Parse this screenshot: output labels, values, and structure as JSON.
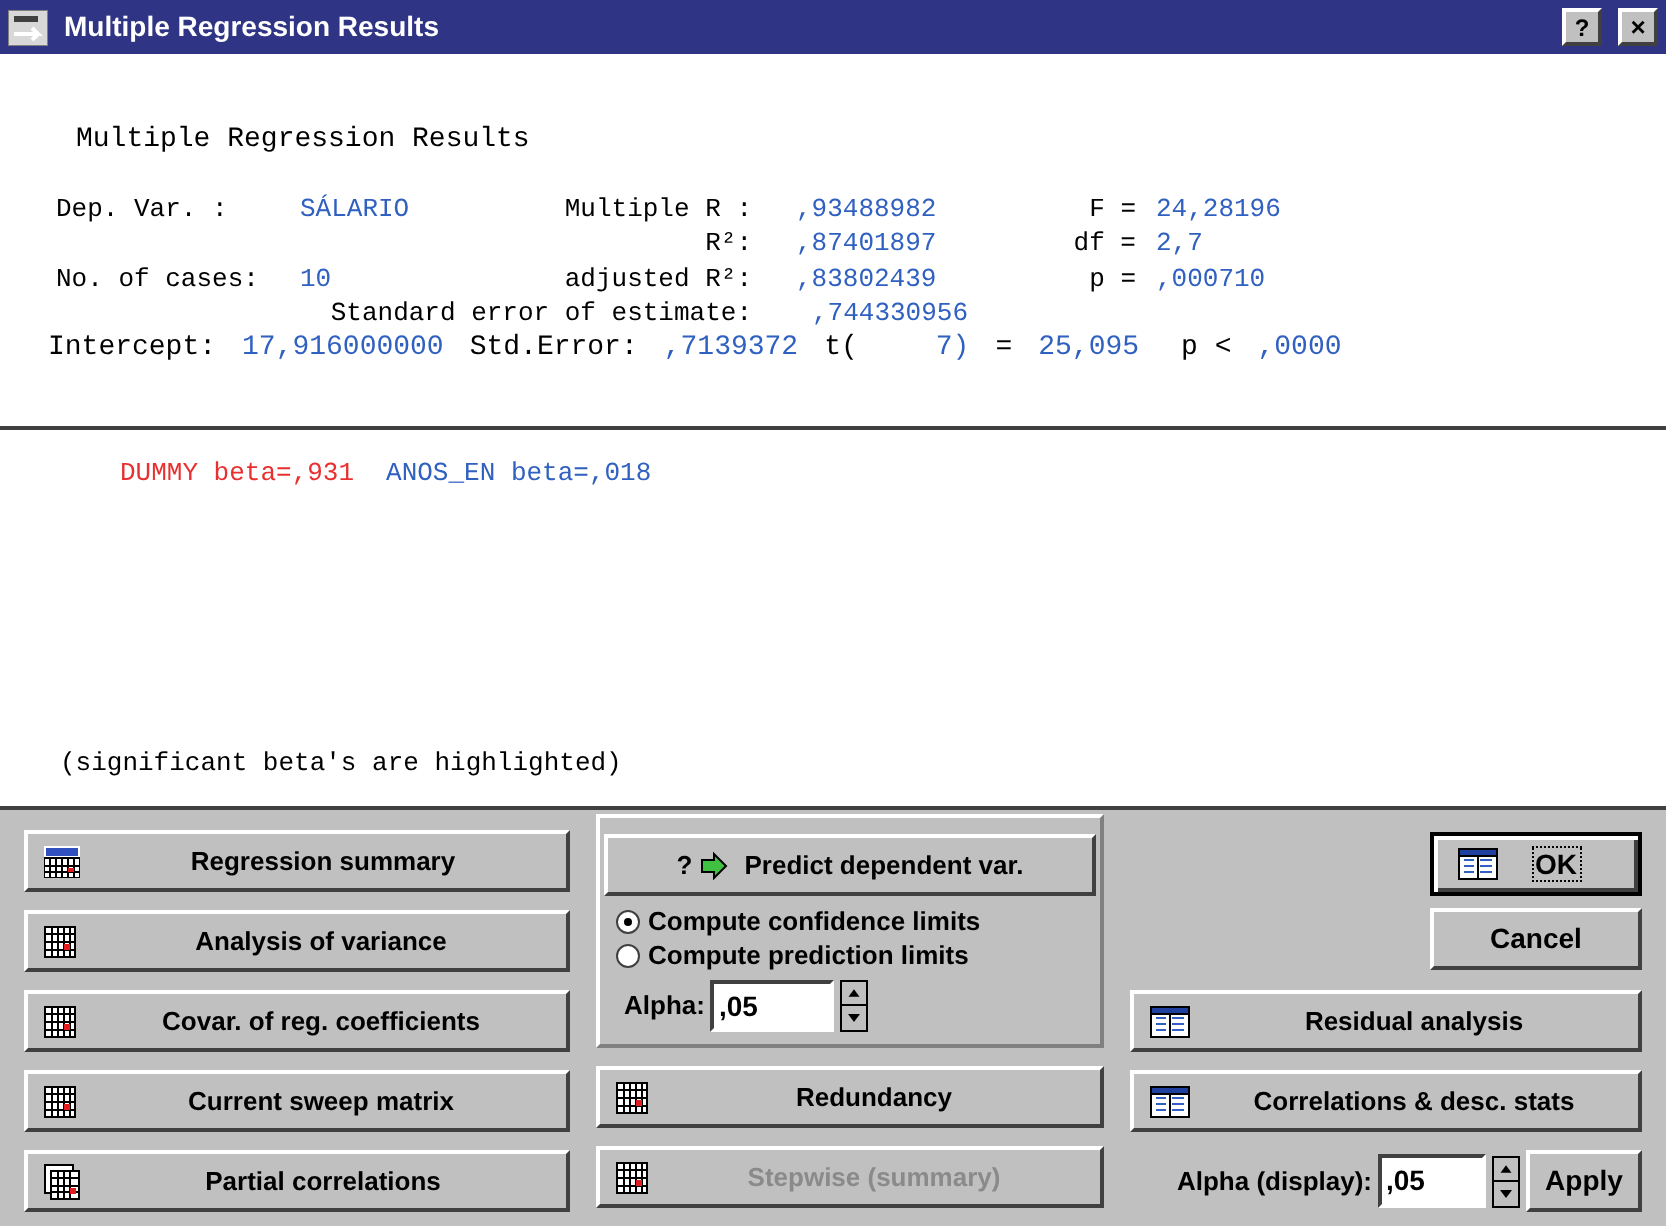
{
  "window": {
    "title": "Multiple Regression Results",
    "help_button": "?",
    "close_button": "×"
  },
  "results": {
    "heading": "Multiple Regression Results",
    "stat_lines": [
      {
        "label_1": "Dep. Var. :",
        "value_1": "SÁLARIO",
        "label_2": "Multiple R :",
        "value_2": ",93488982",
        "label_3": "F =",
        "value_3": "24,28196"
      },
      {
        "label_2": "R²:",
        "value_2": ",87401897",
        "label_3": "df =",
        "value_3": "2,7"
      },
      {
        "label_1": "No. of cases:",
        "value_1": "10",
        "label_2": "adjusted R²:",
        "value_2": ",83802439",
        "label_3": "p =",
        "value_3": ",000710"
      }
    ],
    "stderr": {
      "label": "Standard error of estimate:",
      "value": ",744330956"
    },
    "intercept": [
      {
        "kind": "label",
        "text": "Intercept:"
      },
      {
        "kind": "value",
        "text": "17,916000000"
      },
      {
        "kind": "label",
        "text": "Std.Error:"
      },
      {
        "kind": "value",
        "text": ",7139372"
      },
      {
        "kind": "label",
        "text": "t("
      },
      {
        "kind": "value",
        "text": "7)"
      },
      {
        "kind": "label",
        "text": "="
      },
      {
        "kind": "value",
        "text": "25,095"
      },
      {
        "kind": "label",
        "text": "p <"
      },
      {
        "kind": "value",
        "text": ",0000"
      }
    ]
  },
  "betas": [
    {
      "text": "DUMMY beta=,931",
      "significant": true
    },
    {
      "text": "ANOS_EN beta=,018",
      "significant": false
    }
  ],
  "beta_note": "(significant beta's are highlighted)",
  "left_buttons": [
    {
      "label": "Regression summary",
      "kind": "summary",
      "disabled": false
    },
    {
      "label": "Analysis of variance",
      "kind": "grid",
      "disabled": false
    },
    {
      "label": "Covar. of reg. coefficients",
      "kind": "grid",
      "disabled": false
    },
    {
      "label": "Current sweep matrix",
      "kind": "grid",
      "disabled": false
    },
    {
      "label": "Partial correlations",
      "kind": "stack",
      "disabled": false
    }
  ],
  "predict": {
    "button": "Predict dependent var.",
    "button_icon": "?",
    "options": [
      {
        "label": "Compute confidence limits",
        "selected": true
      },
      {
        "label": "Compute prediction limits",
        "selected": false
      }
    ],
    "alpha_label": "Alpha:",
    "alpha_value": ",05"
  },
  "middle_buttons": [
    {
      "label": "Redundancy",
      "kind": "grid",
      "disabled": false
    },
    {
      "label": "Stepwise (summary)",
      "kind": "grid",
      "disabled": true
    }
  ],
  "ok_button": "OK",
  "cancel_button": "Cancel",
  "right_buttons": [
    {
      "label": "Residual analysis",
      "kind": "table",
      "disabled": false
    },
    {
      "label": "Correlations & desc. stats",
      "kind": "table",
      "disabled": false
    }
  ],
  "alpha_display": {
    "label": "Alpha (display):",
    "value": ",05",
    "apply": "Apply"
  }
}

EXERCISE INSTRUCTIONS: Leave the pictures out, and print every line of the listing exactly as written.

EXERCISE SOLUTION:
Parse this screenshot: output labels, values, and structure as JSON.
{
  "window": {
    "title": "Multiple Regression Results",
    "help_button": "?",
    "close_button": "×"
  },
  "results": {
    "heading": "Multiple Regression Results",
    "stat_lines": [
      {
        "label_1": "Dep. Var. :",
        "value_1": "SÁLARIO",
        "label_2": "Multiple R :",
        "value_2": ",93488982",
        "label_3": "F =",
        "value_3": "24,28196"
      },
      {
        "label_2": "R²:",
        "value_2": ",87401897",
        "label_3": "df =",
        "value_3": "2,7"
      },
      {
        "label_1": "No. of cases:",
        "value_1": "10",
        "label_2": "adjusted R²:",
        "value_2": ",83802439",
        "label_3": "p =",
        "value_3": ",000710"
      }
    ],
    "stderr": {
      "label": "Standard error of estimate:",
      "value": ",744330956"
    },
    "intercept": [
      {
        "kind": "label",
        "text": "Intercept:"
      },
      {
        "kind": "value",
        "text": "17,916000000"
      },
      {
        "kind": "label",
        "text": "Std.Error:"
      },
      {
        "kind": "value",
        "text": ",7139372"
      },
      {
        "kind": "label",
        "text": "t("
      },
      {
        "kind": "value",
        "text": "7)"
      },
      {
        "kind": "label",
        "text": "="
      },
      {
        "kind": "value",
        "text": "25,095"
      },
      {
        "kind": "label",
        "text": "p <"
      },
      {
        "kind": "value",
        "text": ",0000"
      }
    ]
  },
  "betas": [
    {
      "text": "DUMMY beta=,931",
      "significant": true
    },
    {
      "text": "ANOS_EN beta=,018",
      "significant": false
    }
  ],
  "beta_note": "(significant beta's are highlighted)",
  "left_buttons": [
    {
      "label": "Regression summary",
      "kind": "summary",
      "disabled": false
    },
    {
      "label": "Analysis of variance",
      "kind": "grid",
      "disabled": false
    },
    {
      "label": "Covar. of reg. coefficients",
      "kind": "grid",
      "disabled": false
    },
    {
      "label": "Current sweep matrix",
      "kind": "grid",
      "disabled": false
    },
    {
      "label": "Partial correlations",
      "kind": "stack",
      "disabled": false
    }
  ],
  "predict": {
    "button": "Predict dependent var.",
    "button_icon": "?",
    "options": [
      {
        "label": "Compute confidence limits",
        "selected": true
      },
      {
        "label": "Compute prediction limits",
        "selected": false
      }
    ],
    "alpha_label": "Alpha:",
    "alpha_value": ",05"
  },
  "middle_buttons": [
    {
      "label": "Redundancy",
      "kind": "grid",
      "disabled": false
    },
    {
      "label": "Stepwise (summary)",
      "kind": "grid",
      "disabled": true
    }
  ],
  "ok_button": "OK",
  "cancel_button": "Cancel",
  "right_buttons": [
    {
      "label": "Residual analysis",
      "kind": "table",
      "disabled": false
    },
    {
      "label": "Correlations & desc. stats",
      "kind": "table",
      "disabled": false
    }
  ],
  "alpha_display": {
    "label": "Alpha (display):",
    "value": ",05",
    "apply": "Apply"
  }
}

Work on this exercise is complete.